    Having already learned to avoid saying never in Monvesia, my aversion to certain elements can still be rated:
    • Aversion Level:  0 - This is an element of fantasy gaming that I think may have a fit in Monvesia, but I have yet to fully incorporate it.  There may not be a need for this element in the world--but I reserve the right to introduce it at a later date.
    • Aversion Level: 1 - This is an element of fantasy gaming that I often enjoy, but I do  not think it has a natural place in Monvesia
    • Aversion Level: 2 - This is an element of fantasy gaming that I think is overused, and would like to avoid using in Monvesia
    • Aversion Level: 3 - This is an element of fantasy gaming that is hand-crafted for another game world, and/or has developed a very particular, expected culture that does not fit in Monvesia.  Such elements would require an amount of work to untangle that may not be worth the time {ex. Drow}
    • Aversion Level: 4 - This is an element of fantasy gaming that is poorly conceived and/or wholly redundant.

    Thursday, August 6, 2015

    Character Concept & Party Bonding

    "You wake up and find yourself in a cell with three strangers.  The last thing you remember is being attacked by a group of thugs ..."
    "The bartender tells you that the hooded man at the corner table is looking for a few good adventurers.  It looks like three others have already found their way to his table.  He noties you looking, and beckons you over ..."
    "As a member of the local adventurer's guild, you have been given an assignment to work with three other apprentices ..."
    Just throw the party together on the first day, and they'll get along fine--each with his or her own agenda, each optimized to survive alone.  If the party doesn't get along, you penalize the players for not acting like a team.  Except, they aren't a team--they just met, and know nothing about each other.  While I have often use this method in the past, I would like to repent of my ways and move on.

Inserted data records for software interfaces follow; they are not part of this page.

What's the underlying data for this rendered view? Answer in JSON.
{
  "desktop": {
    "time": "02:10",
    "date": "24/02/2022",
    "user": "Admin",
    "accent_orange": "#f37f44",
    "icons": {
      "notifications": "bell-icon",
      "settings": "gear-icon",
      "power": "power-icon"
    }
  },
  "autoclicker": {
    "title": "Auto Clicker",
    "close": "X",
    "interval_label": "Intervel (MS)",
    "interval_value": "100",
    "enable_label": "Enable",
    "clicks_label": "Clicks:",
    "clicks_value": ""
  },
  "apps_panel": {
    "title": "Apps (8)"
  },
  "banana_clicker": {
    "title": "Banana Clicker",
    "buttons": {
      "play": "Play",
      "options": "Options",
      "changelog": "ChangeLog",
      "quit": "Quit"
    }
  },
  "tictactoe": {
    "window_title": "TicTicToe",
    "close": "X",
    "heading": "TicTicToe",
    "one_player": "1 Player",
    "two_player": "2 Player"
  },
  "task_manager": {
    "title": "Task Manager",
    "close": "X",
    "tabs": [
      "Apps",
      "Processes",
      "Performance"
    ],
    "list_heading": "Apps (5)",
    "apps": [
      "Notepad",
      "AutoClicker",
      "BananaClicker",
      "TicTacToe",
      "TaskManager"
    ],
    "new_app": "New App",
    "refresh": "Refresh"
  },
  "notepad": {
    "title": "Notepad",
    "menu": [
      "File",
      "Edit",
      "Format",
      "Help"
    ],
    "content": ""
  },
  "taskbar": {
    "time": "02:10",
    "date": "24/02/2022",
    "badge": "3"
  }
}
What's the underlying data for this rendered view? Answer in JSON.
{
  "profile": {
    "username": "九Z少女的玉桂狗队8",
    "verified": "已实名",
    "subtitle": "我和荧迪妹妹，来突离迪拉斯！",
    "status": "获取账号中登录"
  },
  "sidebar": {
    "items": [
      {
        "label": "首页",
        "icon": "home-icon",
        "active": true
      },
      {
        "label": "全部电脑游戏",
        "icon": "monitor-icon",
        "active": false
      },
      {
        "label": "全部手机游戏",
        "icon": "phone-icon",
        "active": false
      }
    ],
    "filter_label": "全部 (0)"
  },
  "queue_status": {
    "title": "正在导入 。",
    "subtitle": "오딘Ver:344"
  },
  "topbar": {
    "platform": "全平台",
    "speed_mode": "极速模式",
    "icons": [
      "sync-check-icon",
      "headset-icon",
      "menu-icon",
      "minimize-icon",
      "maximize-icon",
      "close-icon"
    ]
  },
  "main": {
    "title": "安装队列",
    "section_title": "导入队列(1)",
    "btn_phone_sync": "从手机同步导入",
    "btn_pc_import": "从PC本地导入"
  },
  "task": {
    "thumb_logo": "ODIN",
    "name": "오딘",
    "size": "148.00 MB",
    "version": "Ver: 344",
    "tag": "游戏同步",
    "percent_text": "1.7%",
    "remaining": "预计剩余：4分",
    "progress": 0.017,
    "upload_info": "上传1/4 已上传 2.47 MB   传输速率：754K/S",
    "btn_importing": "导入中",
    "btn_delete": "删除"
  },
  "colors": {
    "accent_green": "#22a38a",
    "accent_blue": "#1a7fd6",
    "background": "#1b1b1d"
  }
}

    The system presented in FATE is a great way of not only conceptualizing characters, but also unifying a party.  So, I figured I would adapt something like it as "Step Zero" in the character creations process in my games of 5th edition.  To do this correctly, the entire player party should be present without having yet created characters.  Players should have an idea of what they want their characters to be, but should not have put anything to paper yet.  For the party to be cohesive, every element should be fleshed out together.